One of the beauties of the SFSFF program is its balance of rarities and classics. I cherish the discoveries (or rediscoveries) that every festival brings, but just as valuable is the opportunity to revisit a well-known classic for a fresh experience under the most ideal conditions: big screen, live music, excellent print, and appreciative audience. I’ve seen Douglas Fairbanks’ 1920 The Mark of Zorro, directed by Fred Niblo, a couple of times, but never has it come alive for me as it did in the Sunday morning screening with Dennis James accompanying with a muscular organ score on the Castro’s Mighty Wurlitzer.
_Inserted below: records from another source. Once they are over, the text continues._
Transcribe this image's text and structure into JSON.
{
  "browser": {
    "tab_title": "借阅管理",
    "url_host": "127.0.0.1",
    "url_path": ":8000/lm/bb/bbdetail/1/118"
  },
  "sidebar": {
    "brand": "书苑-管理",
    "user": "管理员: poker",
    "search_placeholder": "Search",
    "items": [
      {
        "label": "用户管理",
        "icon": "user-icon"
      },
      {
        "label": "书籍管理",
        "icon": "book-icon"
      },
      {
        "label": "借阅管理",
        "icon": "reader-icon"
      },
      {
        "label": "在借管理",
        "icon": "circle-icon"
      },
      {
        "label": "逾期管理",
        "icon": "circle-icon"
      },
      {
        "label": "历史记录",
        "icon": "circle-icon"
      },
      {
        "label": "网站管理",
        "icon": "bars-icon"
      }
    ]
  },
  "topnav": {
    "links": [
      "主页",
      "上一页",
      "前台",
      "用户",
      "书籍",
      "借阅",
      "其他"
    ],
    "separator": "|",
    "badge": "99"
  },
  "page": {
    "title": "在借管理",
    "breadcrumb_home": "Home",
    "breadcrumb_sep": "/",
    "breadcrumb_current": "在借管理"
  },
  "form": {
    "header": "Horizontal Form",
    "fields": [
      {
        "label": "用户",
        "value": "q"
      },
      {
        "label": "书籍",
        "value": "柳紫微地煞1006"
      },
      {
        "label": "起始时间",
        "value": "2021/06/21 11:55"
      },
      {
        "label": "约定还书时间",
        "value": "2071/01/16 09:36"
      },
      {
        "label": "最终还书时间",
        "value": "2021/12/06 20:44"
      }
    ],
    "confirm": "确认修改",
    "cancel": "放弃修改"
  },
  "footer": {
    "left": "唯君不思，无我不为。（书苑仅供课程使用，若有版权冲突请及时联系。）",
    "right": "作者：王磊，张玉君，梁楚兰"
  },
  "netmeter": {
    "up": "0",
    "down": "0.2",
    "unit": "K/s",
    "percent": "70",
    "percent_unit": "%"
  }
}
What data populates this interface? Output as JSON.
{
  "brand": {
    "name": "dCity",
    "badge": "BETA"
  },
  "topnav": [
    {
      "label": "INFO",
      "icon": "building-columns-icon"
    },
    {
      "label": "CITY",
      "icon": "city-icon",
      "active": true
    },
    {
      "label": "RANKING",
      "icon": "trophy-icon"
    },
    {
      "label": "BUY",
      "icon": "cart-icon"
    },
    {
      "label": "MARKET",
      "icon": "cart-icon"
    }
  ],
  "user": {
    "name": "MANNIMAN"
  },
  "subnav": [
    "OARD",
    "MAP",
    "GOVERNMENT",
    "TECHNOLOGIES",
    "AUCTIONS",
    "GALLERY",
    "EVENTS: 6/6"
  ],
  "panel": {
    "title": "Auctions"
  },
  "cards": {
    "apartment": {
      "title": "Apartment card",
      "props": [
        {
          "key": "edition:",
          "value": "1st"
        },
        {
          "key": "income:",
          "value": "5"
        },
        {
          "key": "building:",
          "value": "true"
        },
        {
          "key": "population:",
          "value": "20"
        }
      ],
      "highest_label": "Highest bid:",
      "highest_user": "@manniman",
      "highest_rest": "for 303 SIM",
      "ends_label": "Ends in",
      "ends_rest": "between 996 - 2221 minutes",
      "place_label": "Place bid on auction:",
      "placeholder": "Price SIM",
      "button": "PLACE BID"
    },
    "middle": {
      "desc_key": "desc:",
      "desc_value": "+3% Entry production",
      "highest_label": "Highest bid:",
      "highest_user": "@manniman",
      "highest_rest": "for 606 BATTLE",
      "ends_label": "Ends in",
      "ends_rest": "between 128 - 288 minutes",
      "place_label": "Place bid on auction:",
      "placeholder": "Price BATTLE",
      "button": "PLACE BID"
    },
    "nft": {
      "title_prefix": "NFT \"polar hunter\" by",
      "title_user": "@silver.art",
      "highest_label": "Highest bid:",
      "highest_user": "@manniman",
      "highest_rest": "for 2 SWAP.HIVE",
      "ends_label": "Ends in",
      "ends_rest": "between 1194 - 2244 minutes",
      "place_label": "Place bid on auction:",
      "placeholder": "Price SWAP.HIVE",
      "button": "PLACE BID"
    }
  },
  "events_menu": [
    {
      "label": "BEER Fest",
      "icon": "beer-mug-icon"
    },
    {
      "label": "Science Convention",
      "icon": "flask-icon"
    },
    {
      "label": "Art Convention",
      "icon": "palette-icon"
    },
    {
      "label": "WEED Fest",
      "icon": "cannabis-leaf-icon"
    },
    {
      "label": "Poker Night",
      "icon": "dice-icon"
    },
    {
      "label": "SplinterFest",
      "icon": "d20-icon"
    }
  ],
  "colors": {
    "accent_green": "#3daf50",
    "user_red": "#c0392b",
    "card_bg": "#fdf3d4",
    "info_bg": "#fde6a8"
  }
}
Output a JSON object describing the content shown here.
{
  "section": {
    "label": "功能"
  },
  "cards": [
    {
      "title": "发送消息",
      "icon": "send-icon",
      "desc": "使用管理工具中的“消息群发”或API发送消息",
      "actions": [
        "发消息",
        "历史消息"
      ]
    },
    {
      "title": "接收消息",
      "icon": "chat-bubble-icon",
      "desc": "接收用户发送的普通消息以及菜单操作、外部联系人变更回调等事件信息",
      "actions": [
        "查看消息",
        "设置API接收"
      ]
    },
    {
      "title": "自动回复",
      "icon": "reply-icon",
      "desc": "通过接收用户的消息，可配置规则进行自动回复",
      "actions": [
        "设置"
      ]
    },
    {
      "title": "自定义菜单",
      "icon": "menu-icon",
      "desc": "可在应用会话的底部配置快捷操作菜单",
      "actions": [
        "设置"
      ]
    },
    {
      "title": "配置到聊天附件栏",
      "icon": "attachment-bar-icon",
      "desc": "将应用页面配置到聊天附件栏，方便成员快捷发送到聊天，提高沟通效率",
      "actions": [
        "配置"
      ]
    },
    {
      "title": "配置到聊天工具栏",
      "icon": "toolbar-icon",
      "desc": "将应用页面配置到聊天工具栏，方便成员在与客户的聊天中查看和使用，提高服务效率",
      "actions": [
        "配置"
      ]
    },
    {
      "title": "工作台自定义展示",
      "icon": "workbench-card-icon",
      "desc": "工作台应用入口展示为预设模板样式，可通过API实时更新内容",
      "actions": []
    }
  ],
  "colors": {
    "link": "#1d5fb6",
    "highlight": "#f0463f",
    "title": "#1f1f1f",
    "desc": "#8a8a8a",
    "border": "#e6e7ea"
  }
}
While Fairbanks is remembered as the great swashbuckling action hero of the silent era, inspiring stars from Errol Flynn to Jean Dujardin in The Artist (Fairbanks is the acknowledged model for the fiction silent star of the movie), The Mark of Zorro was his first adventure movie. Before that, he was the all-American hero of contemporary comedies, the charismatic everyman who turns can-do hero with dashing feats of heroism performed with comic flair. The genius of The Mark of Zorro is dropping the Fairbanks persona into a costume adventure. His Robin Hood of Old California is an action hero defined by jaunty energy, acrobatic physicality, a zest for life, and sheer pleasure of performance. And that was all new to the movies thanks to Douglas Fairbanks, who took his career in an entirely new direction and changed the course of cinema with it.